- Band Management
- Home Recording
- Live Sound
- Best Instruments
- New Music & Video
As a musician, practicing and scheduling performances can be time consuming – and business decisions such as purchasing liability insurance can sometimes fall off the radar. Whether you’re an amateur band playing at a few events for fun or a professional musician growing your career, insurance coverage requires careful consideration and should never be a last-minute decision. Choosing a reliable insurance provider, deciding on the amount of coverage you’ll need and completing the insurance applications are all steps in a process that will ultimately protect you should an incident occur.
Q: Why should I buy insurance?
A: Defending yourself against and paying for a liability claim is expensive and purchasing liability coverage is the best way to protect your band from expensive claims and legal defense costs. For example, if a venue claims you damaged their floor loading in, your liability coverage will cover claims within the limits of the policy. Liability insurance not only pays damages for which you are held legally liable, it also covers the cost of investigation and defense of claims (even if they are groundless), which can quickly add up to thousands of dollars in legal fees.
Additionally, some events or facilities may require artists to purchase liability coverage that adds the venue as an “additional insured.” An additional insured is an entity (the facility or event), which has an insurable interest for claims arising out of your negligence as the named insured. By providing the venue additional insured status, they are now sharing your coverage and are entitled to defense and indemnity (up to the policy limits) under your policy. This is very common request and, unfortunately, can sometimes be a source of added costs from insurance organizations who charge an extra fee for certificates of insurance – sometimes as much as $25-$50 for each certificate you request. This is an important financial consideration when choosing your insurance provider, especially for musicians participating in a number of shows.
▼ Article continues below ▼
Q: What kind of insurance should I buy?
A: Commercial general liability insurance. Often referred to as simply liability coverage, it protects the insured against liability lawsuits or claims, from a third party, for bodily injury and property damage arising out of the performer’s premises and operations.
Q: How much should I buy?

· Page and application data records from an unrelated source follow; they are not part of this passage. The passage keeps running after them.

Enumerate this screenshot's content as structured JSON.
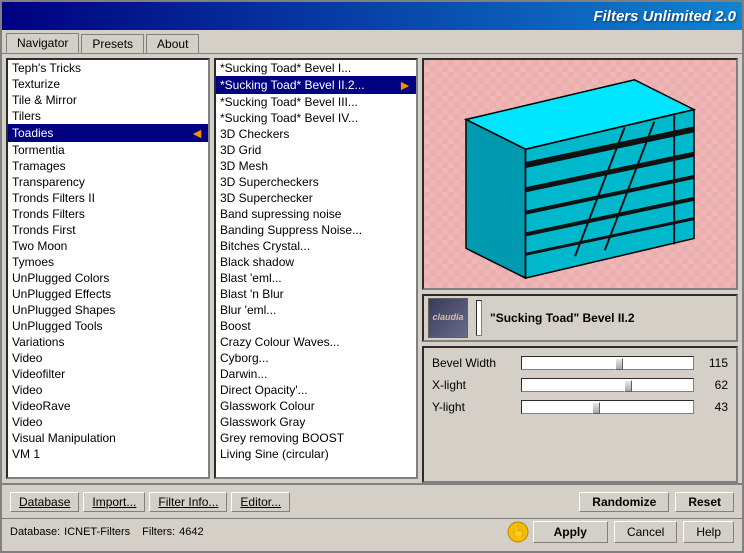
{
  "titleBar": {
    "title": "Filters Unlimited 2.0"
  },
  "tabs": [
    {
      "label": "Navigator",
      "active": true
    },
    {
      "label": "Presets",
      "active": false
    },
    {
      "label": "About",
      "active": false
    }
  ],
  "leftList": {
    "items": [
      "Teph's Tricks",
      "Texturize",
      "Tile & Mirror",
      "Tilers",
      "Toadies",
      "Tormentia",
      "Tramages",
      "Transparency",
      "Tronds Filters II",
      "Tronds Filters",
      "Tronds First",
      "Two Moon",
      "Tymoes",
      "UnPlugged Colors",
      "UnPlugged Effects",
      "UnPlugged Shapes",
      "UnPlugged Tools",
      "Variations",
      "Video",
      "Videofilter",
      "Video",
      "VideoRave",
      "Video",
      "Visual Manipulation",
      "VM 1"
    ],
    "selectedIndex": 4
  },
  "rightList": {
    "items": [
      "*Sucking Toad*  Bevel I...",
      "*Sucking Toad*  Bevel II.2...",
      "*Sucking Toad*  Bevel III...",
      "*Sucking Toad*  Bevel IV...",
      "3D Checkers",
      "3D Grid",
      "3D Mesh",
      "3D Supercheckers",
      "3D Superchecker",
      "Band supressing noise",
      "Banding Suppress Noise...",
      "Bitches Crystal...",
      "Black shadow",
      "Blast 'eml...",
      "Blast 'n Blur",
      "Blur 'eml...",
      "Boost",
      "Crazy Colour Waves...",
      "Cyborg...",
      "Darwin...",
      "Direct Opacity'...",
      "Glasswork Colour",
      "Glasswork Gray",
      "Grey removing BOOST",
      "Living Sine (circular)"
    ],
    "selectedIndex": 1
  },
  "filterInfo": {
    "name": "\"Sucking Toad\" Bevel II.2",
    "thumbnail": "claudia"
  },
  "sliders": [
    {
      "label": "Bevel Width",
      "value": 115,
      "max": 200,
      "percent": 57
    },
    {
      "label": "X-light",
      "value": 62,
      "max": 100,
      "percent": 62
    },
    {
      "label": "Y-light",
      "value": 43,
      "max": 100,
      "percent": 43
    }
  ],
  "toolbar": {
    "database": "Database",
    "import": "Import...",
    "filterInfo": "Filter Info...",
    "editor": "Editor...",
    "randomize": "Randomize",
    "reset": "Reset"
  },
  "statusBar": {
    "label1": "Database:",
    "value1": "ICNET-Filters",
    "label2": "Filters:",
    "value2": "4642"
  },
  "actionButtons": {
    "apply": "Apply",
    "cancel": "Cancel",
    "help": "Help"
  }
}
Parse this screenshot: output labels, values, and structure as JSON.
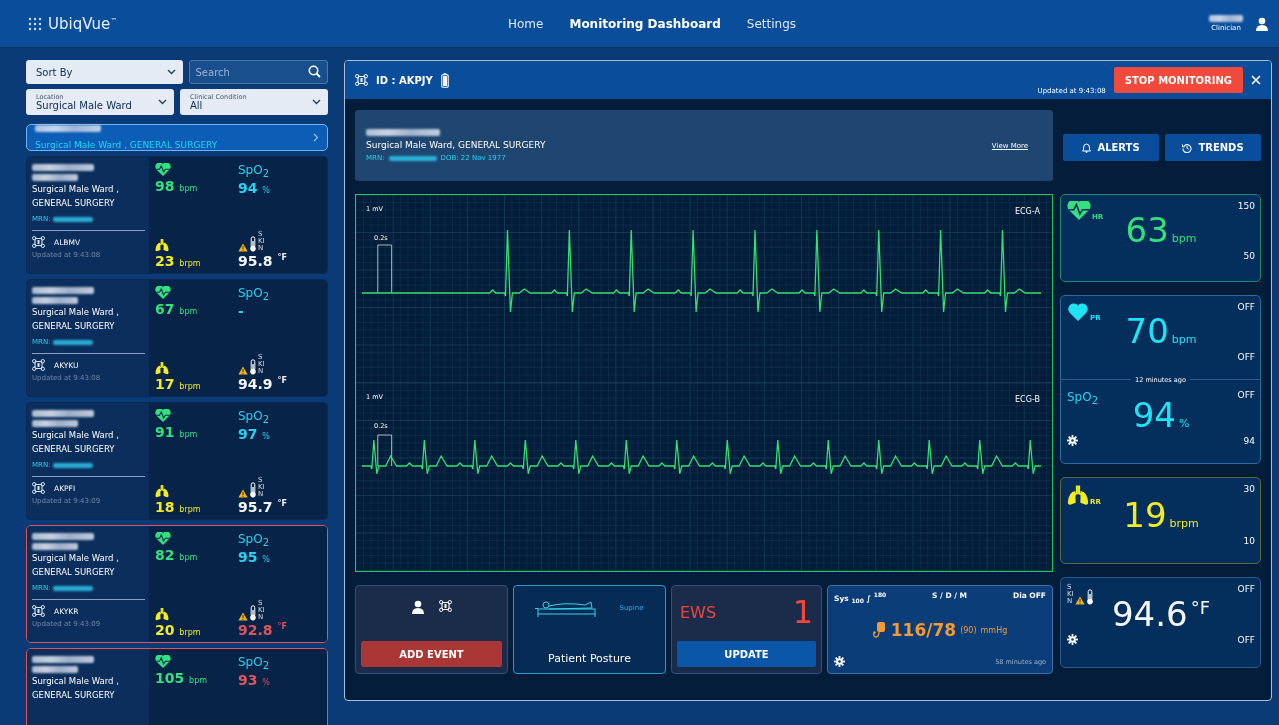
{
  "header": {
    "logo": "UbiqVue",
    "trademark": "™",
    "nav": [
      {
        "label": "Home",
        "selected": false
      },
      {
        "label": "Monitoring Dashboard",
        "selected": true
      },
      {
        "label": "Settings",
        "selected": false
      }
    ],
    "user_role": "Clinician"
  },
  "filters": {
    "sort": "Sort By",
    "search": {
      "placeholder": "Search"
    },
    "location": {
      "label": "Location",
      "value": "Surgical Male Ward"
    },
    "condition": {
      "label": "Clinical Condition",
      "value": "All"
    }
  },
  "summary": {
    "selected": true,
    "location": "Surgical Male Ward , GENERAL SURGERY"
  },
  "patients": [
    {
      "alert": false,
      "location_1": "Surgical Male Ward ,",
      "location_2": "GENERAL SURGERY",
      "mrn_label": "MRN:",
      "device": "ALBMV",
      "updated": "Updated at 9:43:08",
      "hr": "98",
      "hr_unit": "bpm",
      "spo2_label": "SpO$_{2}$",
      "spo2": "94",
      "spo2_unit": "%",
      "spo2_alarm": false,
      "rr": "23",
      "rr_unit": "brpm",
      "temp_site": "SKIN",
      "temp_warning": true,
      "temp": "95.8",
      "temp_unit": "°F",
      "temp_alarm": false
    },
    {
      "alert": false,
      "location_1": "Surgical Male Ward ,",
      "location_2": "GENERAL SURGERY",
      "mrn_label": "MRN:",
      "device": "AKYKU",
      "updated": "Updated at 9:43:08",
      "hr": "67",
      "hr_unit": "bpm",
      "spo2_label": "SpO$_{2}$",
      "spo2": "-",
      "spo2_alarm": false,
      "rr": "17",
      "rr_unit": "brpm",
      "temp_site": "SKIN",
      "temp_warning": true,
      "temp": "94.9",
      "temp_unit": "°F",
      "temp_alarm": false
    },
    {
      "alert": false,
      "location_1": "Surgical Male Ward ,",
      "location_2": "GENERAL SURGERY",
      "mrn_label": "MRN:",
      "device": "AKPFI",
      "updated": "Updated at 9:43:09",
      "hr": "91",
      "hr_unit": "bpm",
      "spo2_label": "SpO$_{2}$",
      "spo2": "97",
      "spo2_unit": "%",
      "spo2_alarm": false,
      "rr": "18",
      "rr_unit": "brpm",
      "temp_site": "SKIN",
      "temp_warning": true,
      "temp": "95.7",
      "temp_unit": "°F",
      "temp_alarm": false
    },
    {
      "alert": true,
      "location_1": "Surgical Male Ward ,",
      "location_2": "GENERAL SURGERY",
      "mrn_label": "MRN:",
      "device": "AKYKR",
      "updated": "Updated at 9:43:09",
      "hr": "82",
      "hr_unit": "bpm",
      "spo2_label": "SpO$_{2}$",
      "spo2": "95",
      "spo2_unit": "%",
      "spo2_alarm": false,
      "rr": "20",
      "rr_unit": "brpm",
      "temp_site": "SKIN",
      "temp_warning": true,
      "temp": "92.8",
      "temp_unit": "°F",
      "temp_alarm": true
    },
    {
      "alert": true,
      "location_1": "Surgical Male Ward ,",
      "location_2": "GENERAL SURGERY",
      "hr": "105",
      "hr_unit": "bpm",
      "spo2_label": "SpO$_{2}$",
      "spo2": "93",
      "spo2_unit": "%",
      "spo2_alarm": true
    }
  ],
  "monitor": {
    "device_id": "ID : AKPJY",
    "updated": "Updated at 9:43:08",
    "stop_button": "STOP MONITORING",
    "patient": {
      "location": "Surgical Male Ward, GENERAL SURGERY",
      "mrn_label": "MRN:",
      "dob": "DOB: 22 Nov 1977",
      "view_more": "View More"
    },
    "actions": [
      {
        "kind": "alerts",
        "label": "ALERTS"
      },
      {
        "kind": "trends",
        "label": "TRENDS"
      }
    ],
    "ecg": [
      {
        "lead": "ECG-A",
        "scale": "1 mV",
        "time": "0.2s"
      },
      {
        "lead": "ECG-B",
        "scale": "1 mV",
        "time": "0.2s"
      }
    ],
    "vitals": [
      {
        "sections": [
          {
            "kind": "hr",
            "label": "HR",
            "value": "63",
            "unit": "bpm",
            "high": "150",
            "low": "50",
            "settings": false
          }
        ]
      },
      {
        "ago": "12 minutes ago",
        "sections": [
          {
            "kind": "pr",
            "label": "PR",
            "value": "70",
            "unit": "bpm",
            "high": "OFF",
            "low": "OFF",
            "settings": false
          },
          {
            "kind": "spo2",
            "label": "SpO$_{2}$",
            "value": "94",
            "unit": "%",
            "high": "OFF",
            "low": "94",
            "settings": true
          }
        ]
      },
      {
        "sections": [
          {
            "kind": "rr",
            "label": "RR",
            "value": "19",
            "unit": "brpm",
            "high": "30",
            "low": "10",
            "settings": false
          }
        ]
      },
      {
        "sections": [
          {
            "kind": "temp",
            "label": "SKIN",
            "warning": true,
            "value": "94.6",
            "unit": "°F",
            "high": "OFF",
            "low": "OFF",
            "settings": true
          }
        ]
      }
    ],
    "event": {
      "button": "ADD EVENT"
    },
    "posture": {
      "position": "Supine",
      "label": "Patient Posture"
    },
    "ews": {
      "label": "EWS",
      "score": "1",
      "button": "UPDATE"
    },
    "bp": {
      "range": "Sys $_{100}$ ∫ $^{180}$",
      "mode": "S / D / M",
      "dia": "Dia OFF",
      "value": "116/78",
      "mean": "(90)",
      "unit": "mmHg",
      "settings": true,
      "ago": "58 minutes ago"
    }
  }
}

A: The policy “limit” is the dollar amount of protection you purchase to cover future claims. For example, you may choose to buy a policy that offers a $2 million occurrence limit with a $5 million aggregate limit. This means that your limit for an individual incident is $2 million with a total limit of $5 million for all incidents occurring while the policy is in effect. Some venues mandate minimum limits for performers, so before purchasing coverage be sure to check with the venue for any specific limits or coverage requirements. If there is a performance contract or agreement, it will often contain any insurance requirements. This is an especially important item to note on your contract when booking festival or special event appearances.
Q: How long does the coverage last?
A: The “term” or length that an insurance policy is in effect can vary so that you may select a policy term that is right for your needs. For example, you may have decided to perform at a local music festival. In this case, the most cost-effective choice would be to purchase a single-event policy designed to provide insurance for the duration of just one event. On the other hand, perhaps you are planning to perform at several different locations over the course of a season. In this case, you may want to look for an annual policy that covers all performances on a yearly basis.
Q: What should I look for when I buy insurance?
A: When choosing an insurance provider, always ask about the financial stability of the carrier; a high rating (A or better) by an independent rating company such as A.M. Best Company is the safest choice. Also, choosing a carrier that is “admitted” (licensed) is preferable because choosing an insurance company that is non-admitted (called surplus lines) may require you to pay extra fees or taxes.
Of course, experience is also a factor. Organizations familiar with the unique risks associated with the entertainment industry will be able to accurately price coverage and more importantly, provide prompt and reliable claims handling and resolution services. You may also want to look for convenient services such as the ability to apply and purchase coverage online, as opposed to completing a paper application that must be mailed and approved before coverage is in force.
While it may not be the most exciting step you take in preparing for your show, purchasing insurance will ultimately give you peace of mind while performing in public. Choose the right liability coverage for your music business and you’ll be able to focus on a successful music performance, knowing that you’ve got the coverage you need.
ABOUT THE AUTHOR
Lorena Hatfield is Marketing Resources Manager for K&K Insurance, a leading provider of sports and entertainment insurance since 1952. For more information on entertainer coverage, visit www.entertainerinsurance-kk.com.